# Task description
Return each line of the listing in which the word "source" appears.

::: Supplied data

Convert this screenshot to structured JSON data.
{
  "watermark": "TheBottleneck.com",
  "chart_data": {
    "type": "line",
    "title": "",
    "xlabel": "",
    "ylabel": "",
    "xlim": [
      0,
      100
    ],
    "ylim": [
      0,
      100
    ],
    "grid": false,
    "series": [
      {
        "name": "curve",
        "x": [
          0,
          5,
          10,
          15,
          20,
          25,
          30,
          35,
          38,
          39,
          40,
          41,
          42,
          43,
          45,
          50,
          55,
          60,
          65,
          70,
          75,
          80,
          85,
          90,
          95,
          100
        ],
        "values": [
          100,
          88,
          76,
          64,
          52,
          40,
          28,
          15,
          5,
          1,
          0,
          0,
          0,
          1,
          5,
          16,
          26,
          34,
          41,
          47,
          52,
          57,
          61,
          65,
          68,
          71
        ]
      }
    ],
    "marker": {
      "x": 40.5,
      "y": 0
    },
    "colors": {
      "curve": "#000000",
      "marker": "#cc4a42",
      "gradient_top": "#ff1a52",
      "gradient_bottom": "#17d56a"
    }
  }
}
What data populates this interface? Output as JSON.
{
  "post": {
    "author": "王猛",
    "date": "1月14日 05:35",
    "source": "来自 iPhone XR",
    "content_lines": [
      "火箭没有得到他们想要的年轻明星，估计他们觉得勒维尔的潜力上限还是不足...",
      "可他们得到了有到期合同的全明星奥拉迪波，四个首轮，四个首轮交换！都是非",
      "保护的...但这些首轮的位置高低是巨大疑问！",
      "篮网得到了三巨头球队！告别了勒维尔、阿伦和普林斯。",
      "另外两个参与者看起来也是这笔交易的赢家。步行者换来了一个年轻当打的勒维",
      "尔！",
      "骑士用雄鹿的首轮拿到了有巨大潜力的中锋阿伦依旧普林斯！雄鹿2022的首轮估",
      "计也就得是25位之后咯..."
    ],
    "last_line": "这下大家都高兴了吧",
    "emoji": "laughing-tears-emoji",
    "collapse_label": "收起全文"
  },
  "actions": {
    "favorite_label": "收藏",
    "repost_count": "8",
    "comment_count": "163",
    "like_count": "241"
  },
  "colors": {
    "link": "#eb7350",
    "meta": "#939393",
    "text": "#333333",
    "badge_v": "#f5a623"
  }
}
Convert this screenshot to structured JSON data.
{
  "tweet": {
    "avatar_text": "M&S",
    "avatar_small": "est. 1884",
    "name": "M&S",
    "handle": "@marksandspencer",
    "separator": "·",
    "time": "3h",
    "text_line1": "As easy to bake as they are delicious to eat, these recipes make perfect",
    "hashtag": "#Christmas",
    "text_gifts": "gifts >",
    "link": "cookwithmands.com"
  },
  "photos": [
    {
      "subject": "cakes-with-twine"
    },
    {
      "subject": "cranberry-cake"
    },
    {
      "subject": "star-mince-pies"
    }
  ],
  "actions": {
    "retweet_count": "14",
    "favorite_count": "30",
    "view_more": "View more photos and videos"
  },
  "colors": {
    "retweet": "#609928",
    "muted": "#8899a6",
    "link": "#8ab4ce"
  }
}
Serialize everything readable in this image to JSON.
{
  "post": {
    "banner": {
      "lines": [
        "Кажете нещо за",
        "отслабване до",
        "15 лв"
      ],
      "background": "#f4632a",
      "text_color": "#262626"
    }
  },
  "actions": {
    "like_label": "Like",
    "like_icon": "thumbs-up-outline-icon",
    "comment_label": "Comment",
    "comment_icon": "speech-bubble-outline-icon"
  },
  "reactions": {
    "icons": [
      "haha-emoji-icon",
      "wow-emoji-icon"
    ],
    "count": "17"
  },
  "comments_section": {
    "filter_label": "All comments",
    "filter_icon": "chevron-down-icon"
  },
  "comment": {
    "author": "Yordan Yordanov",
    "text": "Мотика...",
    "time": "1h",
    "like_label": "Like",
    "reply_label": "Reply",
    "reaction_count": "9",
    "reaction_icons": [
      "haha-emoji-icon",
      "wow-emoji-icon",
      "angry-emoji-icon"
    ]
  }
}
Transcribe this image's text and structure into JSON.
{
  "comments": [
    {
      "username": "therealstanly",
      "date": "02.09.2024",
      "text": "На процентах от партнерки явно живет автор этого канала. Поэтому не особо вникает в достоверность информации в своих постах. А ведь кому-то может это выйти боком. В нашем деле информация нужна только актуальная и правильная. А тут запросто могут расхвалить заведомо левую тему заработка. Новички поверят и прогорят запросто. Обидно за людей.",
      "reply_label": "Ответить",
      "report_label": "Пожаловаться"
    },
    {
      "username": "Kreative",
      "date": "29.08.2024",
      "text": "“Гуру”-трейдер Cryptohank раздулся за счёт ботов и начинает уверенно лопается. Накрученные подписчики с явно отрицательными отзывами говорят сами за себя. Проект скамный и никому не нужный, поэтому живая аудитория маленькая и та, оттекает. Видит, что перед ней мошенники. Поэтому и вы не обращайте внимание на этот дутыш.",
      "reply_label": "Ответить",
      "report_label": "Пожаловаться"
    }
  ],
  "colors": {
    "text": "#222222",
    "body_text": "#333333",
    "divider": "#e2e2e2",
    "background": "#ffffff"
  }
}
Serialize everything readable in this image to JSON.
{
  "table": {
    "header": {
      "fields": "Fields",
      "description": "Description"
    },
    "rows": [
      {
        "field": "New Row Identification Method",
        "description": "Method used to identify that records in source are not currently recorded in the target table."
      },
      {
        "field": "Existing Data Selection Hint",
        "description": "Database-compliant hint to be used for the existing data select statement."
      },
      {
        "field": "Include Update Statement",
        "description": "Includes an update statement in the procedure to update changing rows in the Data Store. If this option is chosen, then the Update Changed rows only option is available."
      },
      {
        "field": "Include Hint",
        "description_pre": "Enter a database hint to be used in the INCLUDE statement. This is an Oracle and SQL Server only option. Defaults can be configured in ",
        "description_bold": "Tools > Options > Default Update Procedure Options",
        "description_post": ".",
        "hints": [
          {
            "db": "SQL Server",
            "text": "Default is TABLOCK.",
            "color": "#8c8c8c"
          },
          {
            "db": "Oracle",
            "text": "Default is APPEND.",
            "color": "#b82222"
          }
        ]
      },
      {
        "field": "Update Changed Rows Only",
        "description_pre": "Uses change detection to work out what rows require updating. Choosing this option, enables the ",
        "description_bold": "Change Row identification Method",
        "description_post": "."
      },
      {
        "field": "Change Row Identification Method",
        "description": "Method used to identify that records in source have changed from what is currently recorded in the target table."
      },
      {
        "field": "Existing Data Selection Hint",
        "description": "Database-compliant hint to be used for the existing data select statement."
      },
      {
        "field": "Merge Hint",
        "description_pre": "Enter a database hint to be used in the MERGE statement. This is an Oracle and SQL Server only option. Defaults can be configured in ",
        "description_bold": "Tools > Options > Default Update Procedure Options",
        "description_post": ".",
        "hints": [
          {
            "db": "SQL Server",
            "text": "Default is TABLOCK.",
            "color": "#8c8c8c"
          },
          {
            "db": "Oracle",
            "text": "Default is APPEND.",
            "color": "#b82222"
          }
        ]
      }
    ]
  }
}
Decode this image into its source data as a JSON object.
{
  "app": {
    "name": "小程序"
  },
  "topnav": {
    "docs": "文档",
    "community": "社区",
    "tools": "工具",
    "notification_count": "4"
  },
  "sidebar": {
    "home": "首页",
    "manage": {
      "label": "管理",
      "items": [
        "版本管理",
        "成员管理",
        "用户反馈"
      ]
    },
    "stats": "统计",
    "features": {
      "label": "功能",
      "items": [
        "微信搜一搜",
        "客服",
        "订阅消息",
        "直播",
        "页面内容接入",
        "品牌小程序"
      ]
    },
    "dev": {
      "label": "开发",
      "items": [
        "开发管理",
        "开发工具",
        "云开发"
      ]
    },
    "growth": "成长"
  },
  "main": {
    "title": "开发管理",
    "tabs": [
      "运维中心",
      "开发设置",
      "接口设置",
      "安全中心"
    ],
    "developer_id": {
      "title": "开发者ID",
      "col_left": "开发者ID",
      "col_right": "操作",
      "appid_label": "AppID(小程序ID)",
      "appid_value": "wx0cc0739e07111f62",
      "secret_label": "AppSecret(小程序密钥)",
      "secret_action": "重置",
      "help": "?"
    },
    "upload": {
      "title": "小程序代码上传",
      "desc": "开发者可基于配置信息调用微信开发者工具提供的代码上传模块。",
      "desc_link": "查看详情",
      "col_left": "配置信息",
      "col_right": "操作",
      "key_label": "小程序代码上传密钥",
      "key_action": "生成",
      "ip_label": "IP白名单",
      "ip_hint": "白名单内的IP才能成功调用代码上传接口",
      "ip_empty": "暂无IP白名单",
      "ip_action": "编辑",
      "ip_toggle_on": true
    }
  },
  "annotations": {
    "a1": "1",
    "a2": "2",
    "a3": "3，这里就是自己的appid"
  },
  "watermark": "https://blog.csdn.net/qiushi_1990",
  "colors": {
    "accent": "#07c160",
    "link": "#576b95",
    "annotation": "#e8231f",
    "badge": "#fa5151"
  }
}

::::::

# Exercise response
    "source": "来自 iPhone XR",
        "description": "Method used to identify that records in source are not currently recorded in the target table."
        "description": "Method used to identify that records in source have changed from what is currently recorded in the target table."
Decode this image into its source data as a JSON object.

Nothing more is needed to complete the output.